= Task directions =
If a line in the records contains the string "中质量和大小", show that line.

= Supplied entries =
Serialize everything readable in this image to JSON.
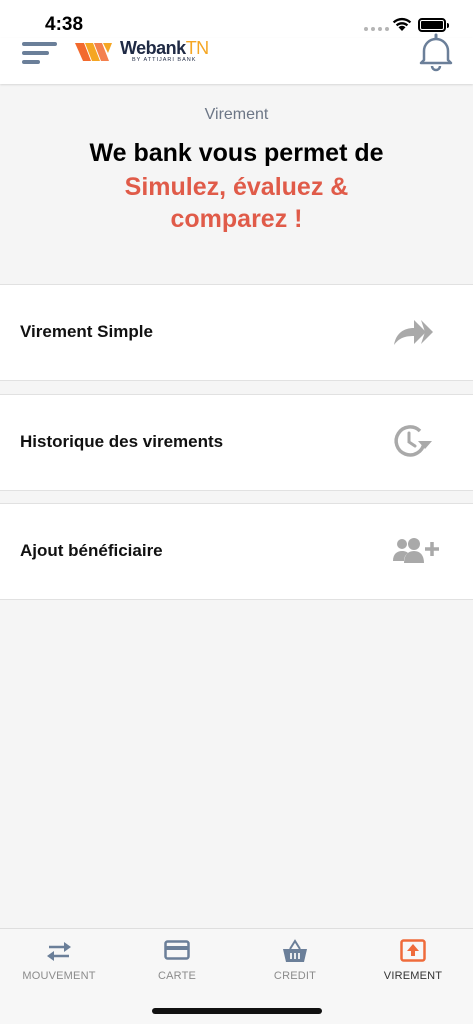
{
  "status_bar": {
    "time": "4:38"
  },
  "header": {
    "logo_text_main": "Webank",
    "logo_text_accent": "TN",
    "logo_subtitle": "BY ATTIJARI BANK"
  },
  "intro": {
    "label": "Virement",
    "title": "We bank vous permet de",
    "subtitle_line1": "Simulez, évaluez &",
    "subtitle_line2": "comparez !"
  },
  "menu": {
    "items": [
      {
        "label": "Virement Simple",
        "icon": "double-forward-arrow-icon"
      },
      {
        "label": "Historique des virements",
        "icon": "clock-history-icon"
      },
      {
        "label": "Ajout bénéficiaire",
        "icon": "add-users-icon"
      }
    ]
  },
  "tabbar": {
    "tabs": [
      {
        "label": "MOUVEMENT",
        "icon": "transfer-arrows-icon",
        "active": false
      },
      {
        "label": "CARTE",
        "icon": "credit-card-icon",
        "active": false
      },
      {
        "label": "CREDIT",
        "icon": "basket-icon",
        "active": false
      },
      {
        "label": "VIREMENT",
        "icon": "upload-icon",
        "active": true
      }
    ]
  },
  "colors": {
    "accent": "#e05b49",
    "brand_orange": "#f5a623",
    "menu_icon": "#6b7f99",
    "item_icon": "#a9a9a9",
    "active_tab_icon": "#ef6b3b"
  }
}
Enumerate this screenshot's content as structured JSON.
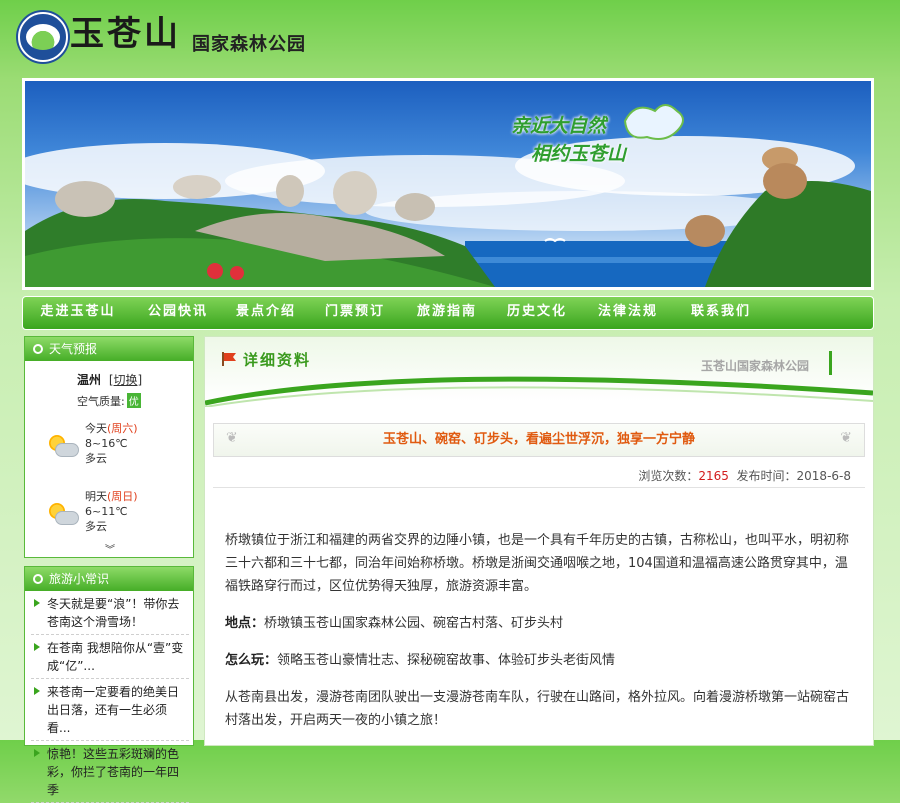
{
  "site": {
    "brand": "玉苍山",
    "subtitle": "国家森林公园"
  },
  "banner": {
    "slogan_line1": "亲近大自然",
    "slogan_line2": "相约玉苍山"
  },
  "nav": {
    "items": [
      "走进玉苍山",
      "公园快讯",
      "景点介绍",
      "门票预订",
      "旅游指南",
      "历史文化",
      "法律法规",
      "联系我们"
    ]
  },
  "weather": {
    "title": "天气预报",
    "city": "温州",
    "switch": "[切换]",
    "air_quality_label": "空气质量:",
    "air_quality_value": "优",
    "days": [
      {
        "label": "今天",
        "weekday": "(周六)",
        "temp": "8~16℃",
        "cond": "多云"
      },
      {
        "label": "明天",
        "weekday": "(周日)",
        "temp": "6~11℃",
        "cond": "多云"
      }
    ],
    "more": "︾"
  },
  "tips": {
    "title": "旅游小常识",
    "items": [
      "冬天就是要“浪”！带你去苍南这个滑雪场！",
      "在苍南 我想陪你从“壹”变成“亿”...",
      "来苍南一定要看的绝美日出日落，还有一生必须看...",
      "惊艳！这些五彩斑斓的色彩，你拦了苍南的一年四季"
    ]
  },
  "main": {
    "title": "详细资料",
    "watermark": "玉苍山国家森林公园",
    "headline": "玉苍山、碗窑、矴步头，看遍尘世浮沉，独享一方宁静",
    "views_label": "浏览次数：",
    "views": "2165",
    "date_label": "发布时间：",
    "date": "2018-6-8",
    "para1": "桥墩镇位于浙江和福建的两省交界的边陲小镇，也是一个具有千年历史的古镇，古称松山，也叫平水，明初称三十六都和三十七都，同治年间始称桥墩。桥墩是浙闽交通咽喉之地，104国道和温福高速公路贯穿其中，温福铁路穿行而过，区位优势得天独厚，旅游资源丰富。",
    "place_label": "地点：",
    "place": "桥墩镇玉苍山国家森林公园、碗窑古村落、矴步头村",
    "play_label": "怎么玩：",
    "play": "领略玉苍山豪情壮志、探秘碗窑故事、体验矴步头老街风情",
    "para4": "从苍南县出发，漫游苍南团队驶出一支漫游苍南车队，行驶在山路间，格外拉风。向着漫游桥墩第一站碗窑古村落出发，开启两天一夜的小镇之旅！"
  },
  "colors": {
    "accent_green": "#3aa51e",
    "alert_red": "#d21e1e",
    "headline_orange": "#e05a10"
  }
}
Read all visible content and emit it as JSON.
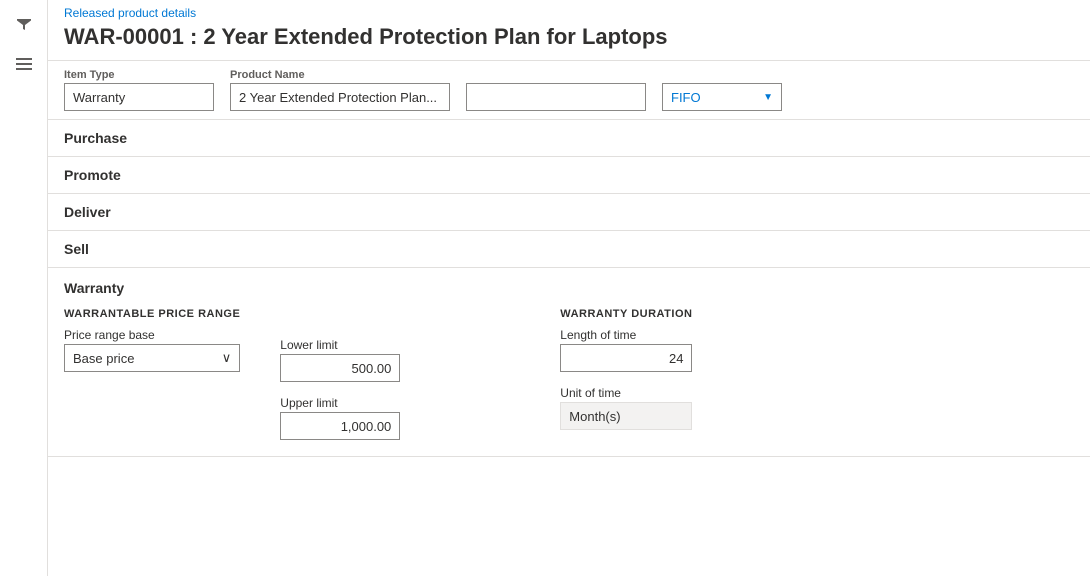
{
  "sidebar": {
    "filter_icon": "▼",
    "menu_icon": "≡"
  },
  "breadcrumb": {
    "text": "Released product details"
  },
  "page_title": "WAR-00001 : 2 Year Extended Protection Plan for Laptops",
  "top_fields": {
    "item_type_label": "Item type",
    "item_type_value": "Warranty",
    "product_name_label": "Product name",
    "product_name_value": "2 Year Extended Protection Plan...",
    "cost_method_label": "",
    "cost_method_value": "FIFO",
    "cost_method_dropdown": true
  },
  "sections": [
    {
      "id": "purchase",
      "label": "Purchase"
    },
    {
      "id": "promote",
      "label": "Promote"
    },
    {
      "id": "deliver",
      "label": "Deliver"
    },
    {
      "id": "sell",
      "label": "Sell"
    }
  ],
  "warranty_section": {
    "title": "Warranty",
    "warrantable_price_range": {
      "block_title": "WARRANTABLE PRICE RANGE",
      "price_range_base_label": "Price range base",
      "price_range_base_value": "Base price",
      "lower_limit_label": "Lower limit",
      "lower_limit_value": "500.00",
      "upper_limit_label": "Upper limit",
      "upper_limit_value": "1,000.00"
    },
    "warranty_duration": {
      "block_title": "WARRANTY DURATION",
      "length_of_time_label": "Length of time",
      "length_of_time_value": "24",
      "unit_of_time_label": "Unit of time",
      "unit_of_time_value": "Month(s)"
    }
  }
}
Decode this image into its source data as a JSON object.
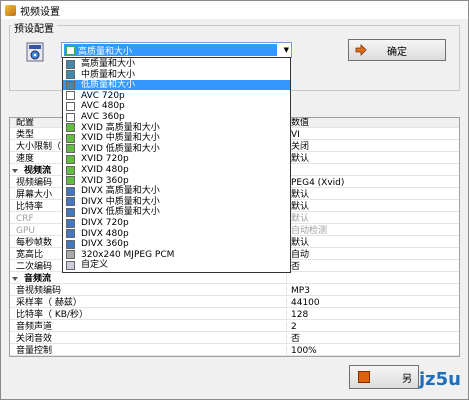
{
  "window": {
    "title": "视频设置"
  },
  "preset_group": {
    "label": "预设配置"
  },
  "preset_combo": {
    "selected": "高质量和大小"
  },
  "ok_button": {
    "label": "确定"
  },
  "dropdown": {
    "items": [
      {
        "label": "高质量和大小",
        "icon": "mpeg-icon",
        "selected": false
      },
      {
        "label": "中质量和大小",
        "icon": "mpeg-icon",
        "selected": false
      },
      {
        "label": "低质量和大小",
        "icon": "mpeg-icon",
        "selected": true
      },
      {
        "label": "AVC 720p",
        "icon": "avc-icon",
        "selected": false
      },
      {
        "label": "AVC 480p",
        "icon": "avc-icon",
        "selected": false
      },
      {
        "label": "AVC 360p",
        "icon": "avc-icon",
        "selected": false
      },
      {
        "label": "XVID 高质量和大小",
        "icon": "xvid-icon",
        "selected": false
      },
      {
        "label": "XVID 中质量和大小",
        "icon": "xvid-icon",
        "selected": false
      },
      {
        "label": "XVID 低质量和大小",
        "icon": "xvid-icon",
        "selected": false
      },
      {
        "label": "XVID 720p",
        "icon": "xvid-icon",
        "selected": false
      },
      {
        "label": "XVID 480p",
        "icon": "xvid-icon",
        "selected": false
      },
      {
        "label": "XVID 360p",
        "icon": "xvid-icon",
        "selected": false
      },
      {
        "label": "DIVX 高质量和大小",
        "icon": "divx-icon",
        "selected": false
      },
      {
        "label": "DIVX 中质量和大小",
        "icon": "divx-icon",
        "selected": false
      },
      {
        "label": "DIVX 低质量和大小",
        "icon": "divx-icon",
        "selected": false
      },
      {
        "label": "DIVX 720p",
        "icon": "divx-icon",
        "selected": false
      },
      {
        "label": "DIVX 480p",
        "icon": "divx-icon",
        "selected": false
      },
      {
        "label": "DIVX 360p",
        "icon": "divx-icon",
        "selected": false
      },
      {
        "label": "320x240 MJPEG PCM",
        "icon": "mjpeg-icon",
        "selected": false
      },
      {
        "label": "自定义",
        "icon": "custom-icon",
        "selected": false
      }
    ]
  },
  "grid": {
    "header": {
      "key": "配置",
      "value": "数值"
    },
    "rows": [
      {
        "key": "类型",
        "value": "VI",
        "type": "row"
      },
      {
        "key": "大小限制（",
        "value": "关闭",
        "type": "row"
      },
      {
        "key": "速度",
        "value": "默认",
        "type": "row"
      },
      {
        "key": "视频流",
        "value": "",
        "type": "cat"
      },
      {
        "key": "视频编码",
        "value": "PEG4 (Xvid)",
        "type": "row"
      },
      {
        "key": "屏幕大小",
        "value": "默认",
        "type": "row"
      },
      {
        "key": "比特率",
        "value": "默认",
        "type": "row"
      },
      {
        "key": "CRF",
        "value": "默认",
        "type": "dis"
      },
      {
        "key": "GPU",
        "value": "自动检测",
        "type": "dis"
      },
      {
        "key": "每秒帧数",
        "value": "默认",
        "type": "row"
      },
      {
        "key": "宽高比",
        "value": "自动",
        "type": "row"
      },
      {
        "key": "二次编码",
        "value": "否",
        "type": "row"
      },
      {
        "key": "音频流",
        "value": "",
        "type": "cat"
      },
      {
        "key": "音视频编码",
        "value": "MP3",
        "type": "row"
      },
      {
        "key": "采样率（ 赫兹）",
        "value": "44100",
        "type": "row"
      },
      {
        "key": "比特率（ KB/秒）",
        "value": "128",
        "type": "row"
      },
      {
        "key": "音频声道",
        "value": "2",
        "type": "row"
      },
      {
        "key": "关闭音效",
        "value": "否",
        "type": "row"
      },
      {
        "key": "音量控制",
        "value": "100%",
        "type": "row"
      }
    ]
  },
  "bottom_button": {
    "label": "另"
  },
  "watermark": {
    "text": "jz5u"
  },
  "colors": {
    "selection": "#3399ff",
    "ok_arrow": "#e07020"
  }
}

= Output below =
        "label": "中质量和大小",
        "label": "XVID 中质量和大小",
        "label": "DIVX 中质量和大小",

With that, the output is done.